Below is a look back at the most widespread or damaging weather events in Texoma during the spring of 2011; smaller hail or wind events are not covered.
The first major severe weather outbreak of 2011 in Texoma was also the most destructive and tragic. On April 14th, an intense Supercell formed in Murray County near Sulphur and was tracked by storm chaser Doug Drace is it moved eastward. It never produced a tornado, so as that storm weakened Doug headed south on highway 377 to intercept a second developing tornadic storm.
This one produced a tornado for about 10 minutes in between Madill and Tishomingo. It was later rated as an EF1 with winds of about 100mph. The storm moved ENE, weakened slightly, and then rapidly spun up into the Tushka tornado at about 7:20 pm. This Doppler 12 image is from the 7:20 scan:
The National Weather Service (NWS) rated this tornado to EF3 with 150mph winds. It killed 2 people and injured 43 more, destroyed the high school and over 100 other homes and buildings. A much weaker EF0 tornado with winds of about 80 mph passed through Honey Grove in Fannin County later that evening: several homes and outbuildings were damaged but without any human casualties.
Nine days later (April 23), a Supercell formed in Cooke County and began producing golfball to baseball sized hail from Lindsay to Callisburg. A tornado warning was issued as the storm tracked eastward along Highway 82 into Grayson County. A very brief tornado touched down near Sadler, TX with no damage reported from it. Quite a lot of hail damage was observed around Gainesville, mainly to automobiles.
The next major severe event came just a week later on a Sunday morning. The NWS says that 90 to 100 mph straight-line winds blasted through Denison around 6:00 a.m. May 1 along an unseasonably strong cold front. A church steeple was destroyed, numerous large signs were mangled, roofs were damaged, and trees and power lines were blown over. Some insist this was a tornado but the radar signature and actual damage pattern show it as very intense straight-line winds. The NWS also says it was unlikely to be a tornado.
A bow-echo wind event raked Texoma on May 11th. A solid line of thunderstorms moved through between 2 and 6pm with widespread reports of winds in the 60-70mph range. Several buildings were damaged around Whitesboro. The National Weather Service says a brief EF0 tornado in the Lake Kiowa area of Cooke County was responsible for roof and tree damage there. This tornado was on the ground less than a mile and had winds to about 75mph. Signs and trees were blown down along with (another) church steeple in Denison, and damage was also reported near Boswell in Choctaw County from straight-line winds.
A tornadic Supercell visited Murray and Pontotoc Counties May 21, producing at least 11 separate tornadoes.
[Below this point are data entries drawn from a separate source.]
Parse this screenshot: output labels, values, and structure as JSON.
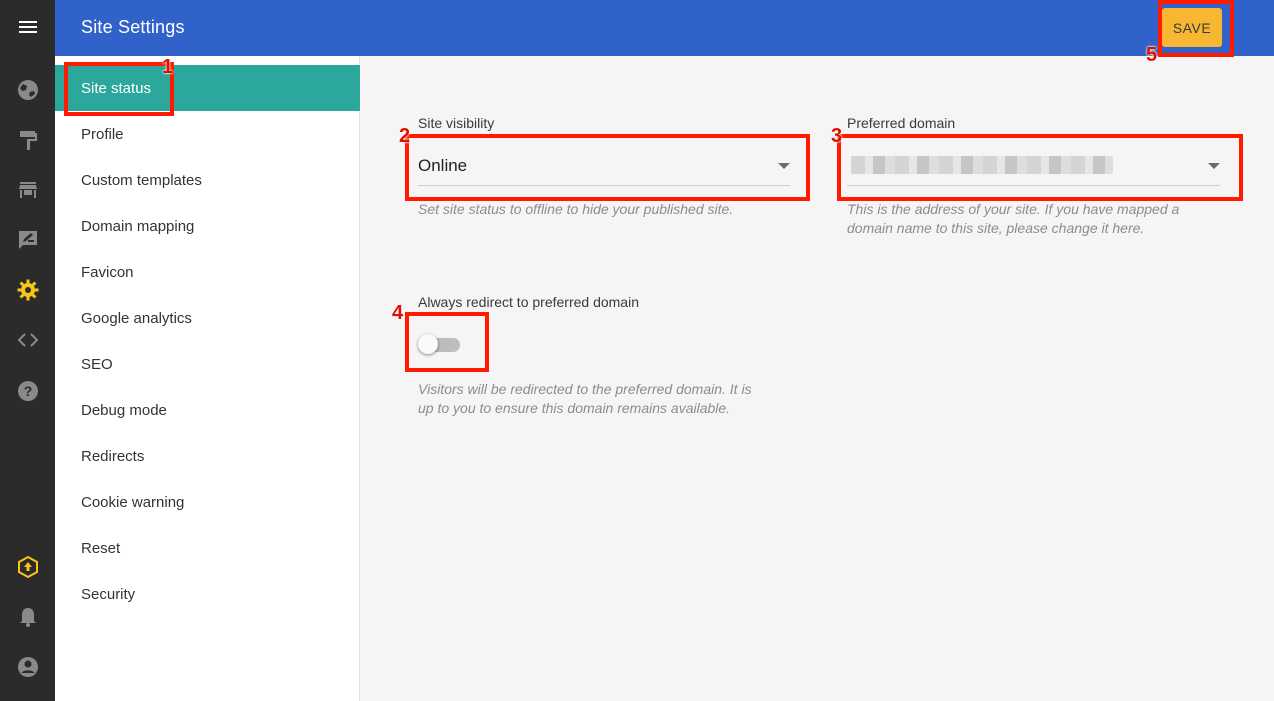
{
  "header": {
    "title": "Site Settings",
    "save_label": "SAVE"
  },
  "rail": {
    "icons": [
      "menu-icon",
      "globe-icon",
      "paint-roller-icon",
      "store-icon",
      "edit-note-icon",
      "gear-icon",
      "code-icon",
      "help-icon",
      "upgrade-icon",
      "bell-icon",
      "account-icon"
    ],
    "active": "gear-icon"
  },
  "nav": {
    "items": [
      {
        "label": "Site status",
        "active": true
      },
      {
        "label": "Profile"
      },
      {
        "label": "Custom templates"
      },
      {
        "label": "Domain mapping"
      },
      {
        "label": "Favicon"
      },
      {
        "label": "Google analytics"
      },
      {
        "label": "SEO"
      },
      {
        "label": "Debug mode"
      },
      {
        "label": "Redirects"
      },
      {
        "label": "Cookie warning"
      },
      {
        "label": "Reset"
      },
      {
        "label": "Security"
      }
    ]
  },
  "main": {
    "visibility": {
      "label": "Site visibility",
      "value": "Online",
      "help": "Set site status to offline to hide your published site."
    },
    "domain": {
      "label": "Preferred domain",
      "help_line1": "This is the address of your site. If you have mapped a",
      "help_line2": "domain name to this site, please change it here."
    },
    "redirect": {
      "label": "Always redirect to preferred domain",
      "enabled": false,
      "help_line1": "Visitors will be redirected to the preferred domain. It is",
      "help_line2": "up to you to ensure this domain remains available."
    }
  },
  "annotations": {
    "a1": "1",
    "a2": "2",
    "a3": "3",
    "a4": "4",
    "a5": "5",
    "color": "#ff1a00"
  },
  "colors": {
    "header": "#3162c9",
    "accent": "#2ba89b",
    "save": "#f7b733",
    "active_icon": "#f5c518"
  }
}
Amazingly, none of these struck a populated area. KXII Storm Chaser Doug Drace captured an image of the last tornado that night as it tracked north of Ada:
A hailstorm took place in Carter County the very next night on May 22. Hail to grapefruit size broke out car windows in Lone Grove. Baseball hail was also reported that same night in Springer and Dougherty, OK.
The 2011 storm season’s parting shot came May 24th when several violent Supercells rolled across the region. Winds to 90mph damaged at least 70 structures in Ringling, probably from straight-line winds. A confirmed tornado touched down 4 miles west of Muenster in Cooke County but lasted only a short time and produced no damage. That same Supercell went on to produce a much larger tornado north of Ravia at 7:30 p.m. Power lines were brought down but no buildings were hit.
The Ringling storm moved eastward and produced a pronounced hook echo from Overbrook and all the way to Kingston as it traveled eastward, but a tornado was never spotted. However, this image of a very low-hanging wall cloud was captured SW of Madill around 8:15 pm:
Wall cloud image from Misty N.
So a very intense “storm season” 2011 is pretty much over. Severe weather might take place in Texoma anytime of the year, but the northward shift of the jet by June keeps the bulk of the intense storms away from the Red River Valley during the summer months.
A severe “mini-season” often returns for a few weeks in September and October as cold fronts begin moving southward for the fall. These episodes are generally limited in tornado production compared to the spring.